Microsoft and InfoImage tackle information overload
- By Michelle Speir
- Nov 07, 1999
Microsoft Corp. and InfoImage Inc. on Oct. 13 announced a strategic alliance to develop a "digital dashboard" solution that consolidates data from many sources and offers desktop computer users a single, unified view of their computing environment.
The digital dashboard, which Microsoft will unveil with the release of Office 2000, is not an application but a customized user interface. In fact, it's like a personalized World Wide Web page that enables users to quickly access data sources such as corporate databases, documents, Web sites, personal e-mail and digital calendars. The idea is to solve the problem of information overload and make it faster and easier for users to access the information they need.
Under the alliance, InfoImage and Microsoft will deliver enterprise digital dashboard solutions using InfoImage's freedom corporate portal and the Microsoft knowledge management platform, which includes Office 2000 desktop productivity software and the forthcoming Windows 2000 Server network operating system, Exchange 2000 Server client/server messaging and groupware, and Commerce Server.
InfoImage also will provide consulting, systems integration and support services. The company also plans to beef up its support services for Microsoft-based products.
Because the digital dashboard solution is based on Microsoft Office, it uses the Microsoft Outlook messaging and collaboration client. This enables users to create shared documents, discussions and project tasks. Users also can interact directly with data through Microsoft's PivotTable Web component or Microsoft Excel 2000 and SQL Server OLAP integration.

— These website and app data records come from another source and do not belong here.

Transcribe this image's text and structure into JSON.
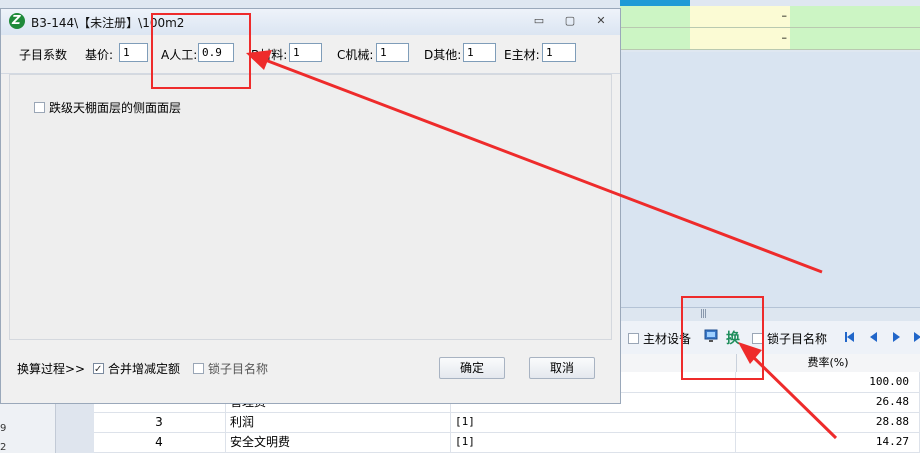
{
  "background": {
    "top_row_dashes": [
      "–",
      "–"
    ],
    "toolbar": {
      "main_material_label": "主材设备",
      "replace_label": "换",
      "lock_name_label": "锁子目名称"
    },
    "grid_header": {
      "rate_col": "费率(%)"
    },
    "rows": [
      {
        "index": "",
        "name": "",
        "expr": "",
        "rate": "100.00"
      },
      {
        "index": "",
        "name": "管理费",
        "expr": "",
        "rate": "26.48"
      },
      {
        "index": "3",
        "name": "利润",
        "expr": "[1]",
        "rate": "28.88"
      },
      {
        "index": "4",
        "name": "安全文明费",
        "expr": "[1]",
        "rate": "14.27"
      }
    ],
    "left_numbers": [
      "9",
      "2"
    ]
  },
  "dialog": {
    "title": "B3-144\\【未注册】\\100m2",
    "min_glyph": "▭",
    "max_glyph": "▢",
    "close_glyph": "✕",
    "params": {
      "section_label": "子目系数",
      "base_price_label": "基价:",
      "base_price_value": "1",
      "labor_label": "A人工:",
      "labor_value": "0.9",
      "material_label": "B材料:",
      "material_value": "1",
      "machine_label": "C机械:",
      "machine_value": "1",
      "other_label": "D其他:",
      "other_value": "1",
      "main_mat_label": "E主材:",
      "main_mat_value": "1"
    },
    "option_label": "跌级天棚面层的侧面面层",
    "bottom": {
      "process_label": "换算过程>>",
      "merge_label": "合并增减定额",
      "lock_label": "锁子目名称",
      "ok_label": "确定",
      "cancel_label": "取消"
    }
  },
  "annotation_colors": {
    "red": "#ee2b2b"
  }
}
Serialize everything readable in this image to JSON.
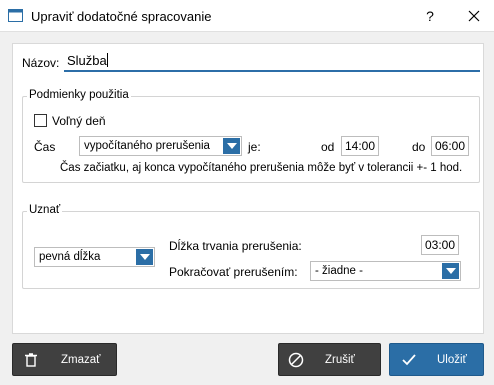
{
  "window": {
    "title": "Upraviť dodatočné spracovanie",
    "help_label": "?",
    "close_icon": "close-icon"
  },
  "name": {
    "label": "Názov:",
    "value": "Služba"
  },
  "conditions": {
    "title": "Podmienky použitia",
    "free_day_label": "Voľný deň",
    "free_day_checked": false,
    "time_label": "Čas",
    "time_type_value": "vypočítaného prerušenia",
    "is_label": "je:",
    "from_label": "od",
    "from_value": "14:00",
    "to_label": "do",
    "to_value": "06:00",
    "note": "Čas začiatku, aj konca vypočítaného prerušenia môže byť v tolerancii +- 1 hod."
  },
  "recognize": {
    "title": "Uznať",
    "mode_value": "pevná dĺžka",
    "duration_label": "Dĺžka trvania prerušenia:",
    "duration_value": "03:00",
    "continue_label": "Pokračovať prerušením:",
    "continue_value": "- žiadne -"
  },
  "buttons": {
    "delete_label": "Zmazať",
    "cancel_label": "Zrušiť",
    "save_label": "Uložiť"
  },
  "colors": {
    "accent": "#2b6ea6",
    "dark_button": "#404040"
  }
}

A digital dashboard also can incorporate tools such as Microsoft NetMeeting conferencing software and Microsoft Windows Media Player, which enables users to access streaming media content such as company communications, online training materials and business broadcasts from the Internet.
Jon Michaels, vice president and chief marketing officer at InfoImage, said the technology should benefit government users because they often need to be able to access information from many sources. "I see [the digital dashboard] as a way for federal government workers to access information from their own area and from other areas as well," Michaels said. "Productivity will accelerate to levels never before seen."